Astronomy From Planet Earth

Date: 2007
Owner: ESO
Source Type: Videos


The Very Large Telescope (VLT), part of the European Southern Observatory (ESO), is one of the most recent high powered telescopes built in Chile by foreign astronomers. The VLT is actually four different 8.2 meter optical telescopes that work in tandem to collect massive amounts of light (collecting light is the basic goal of optical telescopes), and these telescopes alone can collect more light than every pre-1990 telescope in the world combined. This was a huge shift in perspective; in the 1960s, before Europe and the U.S. built large observatories in Chile, telescopes in the southern hemisphere gathered negligible amounts of light compared to those in the north.
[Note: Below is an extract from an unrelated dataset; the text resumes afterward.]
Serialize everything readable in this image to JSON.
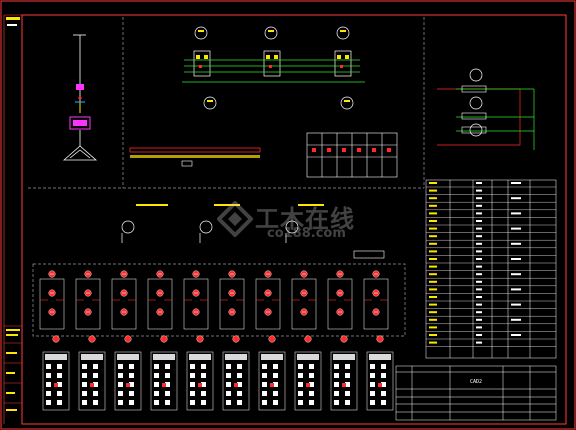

Astronomers are attracted to Chile's Atacama Desert, considered by many to have the best conditions for observing the heavens of anywhere on earth (due to the lack of pollution, high altitude, and arid climate) and the U.S. and Europe both built state-of-the art observatories there. In 1963, the U.S. funded and staffed the Cerro Tololo Inter-American Observatory, which was soon followed by the Carnegie Institutes Cerro Las Campanas Observatory and the ESO's observatory at La Silla. The ESO began in 1962 as a conglomerate of 8 northern European nations interested in pooling their astronomic and economic resources in order to compete with U.S. astronomers in the southern hemisphere. Whereas U.S. observatories rented land from Chile, the ESO actually purchased the territory around its observatory at La Silla (this area is the largest diplomatic enclave in the world) and ensured that all of its European staff members enjoyed diplomat status and were exempt from taxation.

Until very recently, there was a significant amount of tension between many Chileans and the ESO's European staff. The ESO refused to recognize Chilean labor unions on its property and Chileans complained that La Silla's scientists had an overtly neo-colonial attitude towards Chile and simply wanted to extract knowledge from it while giving nothing in return. Indeed, while the U.S. owned observatories have given Chilean astronomers 10% of the total "glass time" to conduct research since they commenced operations, the ESO was reluctant to give Chilean's access to their equipment well into the 1990s.

As you are watching this video (which the ESO made in 2007), pay attention to the aspects about the ESO, Chile, and astronomy in general that the video's producers chose to emphasize. Some questions to keep in mind include: how is "big science" being glorified? What is implied about the relationship between Chile and the ESO? How are scientists, technology, and outer space itself depicted?

Reference: McCray, W. Patrick. Giant Telescopes: Astronomical Ambition and the Promise of Technology. Cambridge: Harvard University Press, 2004.

Digital ID: 13101